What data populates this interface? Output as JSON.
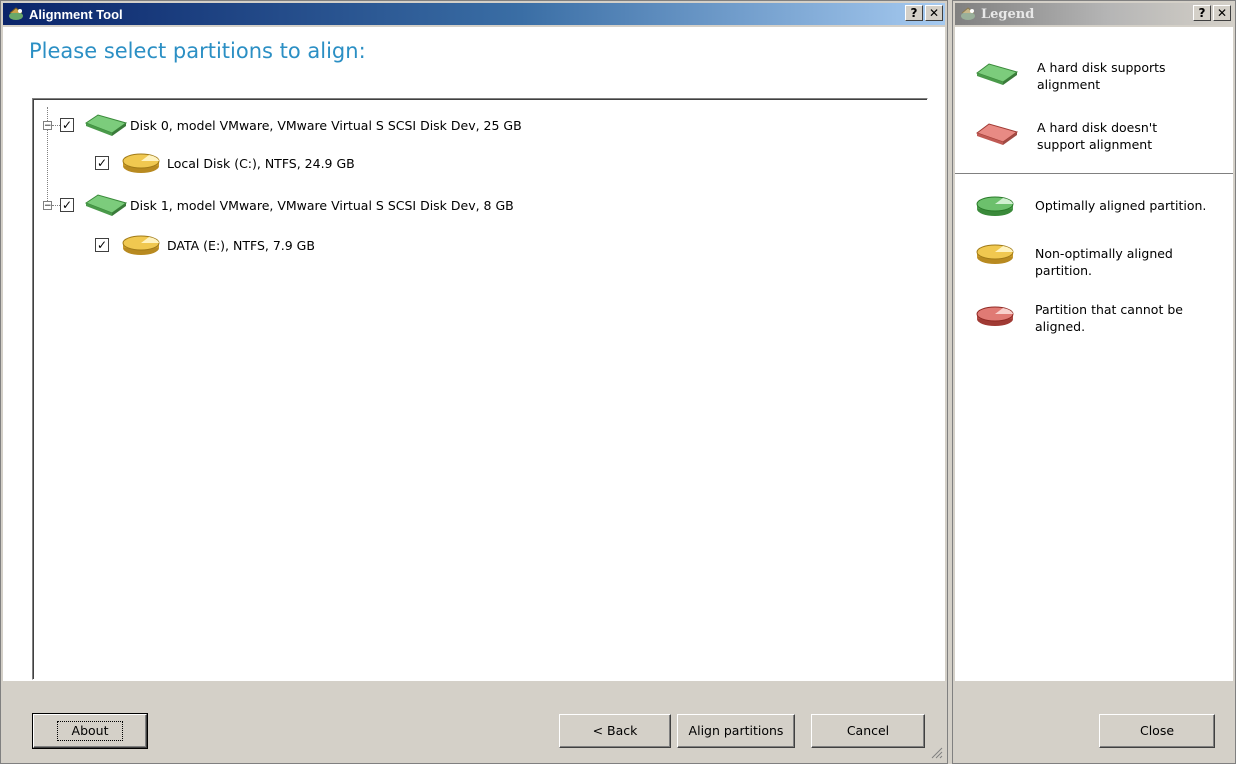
{
  "main_window": {
    "title": "Alignment Tool",
    "help_btn": "?",
    "close_btn": "✕",
    "heading": "Please select partitions to align:",
    "tree": [
      {
        "type": "disk",
        "label": "Disk 0, model VMware, VMware Virtual S SCSI Disk Dev, 25 GB",
        "checked": true
      },
      {
        "type": "partition",
        "label": "Local Disk (C:), NTFS, 24.9 GB",
        "checked": true
      },
      {
        "type": "disk",
        "label": "Disk 1, model VMware, VMware Virtual S SCSI Disk Dev, 8 GB",
        "checked": true
      },
      {
        "type": "partition",
        "label": "DATA (E:), NTFS, 7.9 GB",
        "checked": true
      }
    ],
    "buttons": {
      "about": "About",
      "back": "< Back",
      "align": "Align partitions",
      "cancel": "Cancel"
    }
  },
  "legend_window": {
    "title": "Legend",
    "help_btn": "?",
    "close_btn": "✕",
    "items": [
      {
        "icon": "green-disk-icon",
        "text": "A hard disk supports alignment"
      },
      {
        "icon": "red-disk-icon",
        "text": "A hard disk doesn't support alignment"
      },
      {
        "icon": "green-partition-icon",
        "text": "Optimally aligned partition."
      },
      {
        "icon": "yellow-partition-icon",
        "text": "Non-optimally aligned partition."
      },
      {
        "icon": "red-partition-icon",
        "text": "Partition that cannot be aligned."
      }
    ],
    "close_label": "Close"
  },
  "colors": {
    "accent_heading": "#2b8fc4",
    "title_active": "#0a246a",
    "disk_green": "#5dbb63",
    "disk_red": "#d9605a",
    "partition_yellow": "#e0b43a"
  }
}
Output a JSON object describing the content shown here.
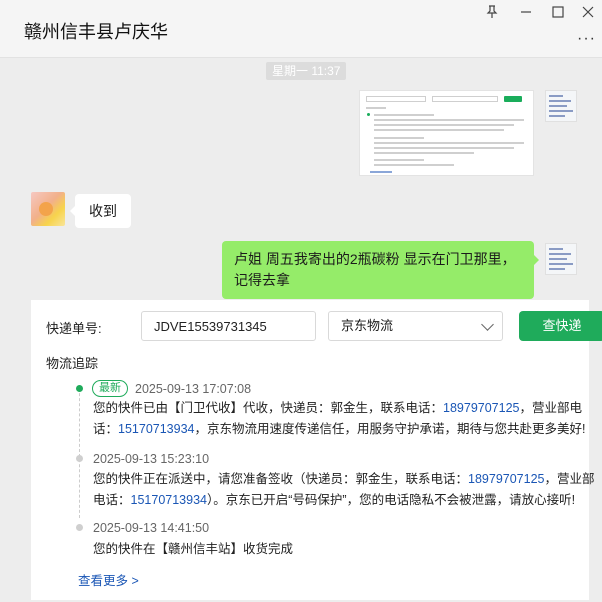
{
  "window": {
    "title": "赣州信丰县卢庆华",
    "pin_icon": "pin-icon",
    "minimize_icon": "minimize-icon",
    "maximize_icon": "maximize-icon",
    "close_icon": "close-icon",
    "more_icon": "more-dots-icon"
  },
  "chat": {
    "timestamp": "星期一 11:37",
    "incoming_message": "收到",
    "outgoing_message": "卢姐  周五我寄出的2瓶碳粉  显示在门卫那里，记得去拿"
  },
  "tracking": {
    "number_label": "快递单号:",
    "number_value": "JDVE15539731345",
    "carrier": "京东物流",
    "query_button": "查快递",
    "section_title": "物流追踪",
    "latest_badge": "最新",
    "events": [
      {
        "time": "2025-09-13 17:07:08",
        "text_a": "您的快件已由【门卫代收】代收，快递员：郭金生，联系电话：",
        "phone_1": "18979707125",
        "text_b": "，营业部电话：",
        "phone_2": "15170713934",
        "text_c": "，京东物流用速度传递信任，用服务守护承诺，期待与您共赴更多美好!"
      },
      {
        "time": "2025-09-13 15:23:10",
        "text_a": "您的快件正在派送中，请您准备签收（快递员：郭金生，联系电话：",
        "phone_1": "18979707125",
        "text_b": "，营业部电话：",
        "phone_2": "15170713934",
        "text_c": "）。京东已开启“号码保护”，您的电话隐私不会被泄露，请放心接听!"
      },
      {
        "time": "2025-09-13 14:41:50",
        "text_a": "您的快件在【赣州信丰站】收货完成"
      }
    ],
    "see_more": "查看更多 >"
  },
  "colors": {
    "accent_green": "#1fab5b",
    "bubble_green": "#95ec69",
    "phone_blue": "#1a56b5"
  }
}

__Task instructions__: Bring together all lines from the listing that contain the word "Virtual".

__Your response__:
        "label": "Disk 0, model VMware, VMware Virtual S SCSI Disk Dev, 25 GB",
        "label": "Disk 1, model VMware, VMware Virtual S SCSI Disk Dev, 8 GB",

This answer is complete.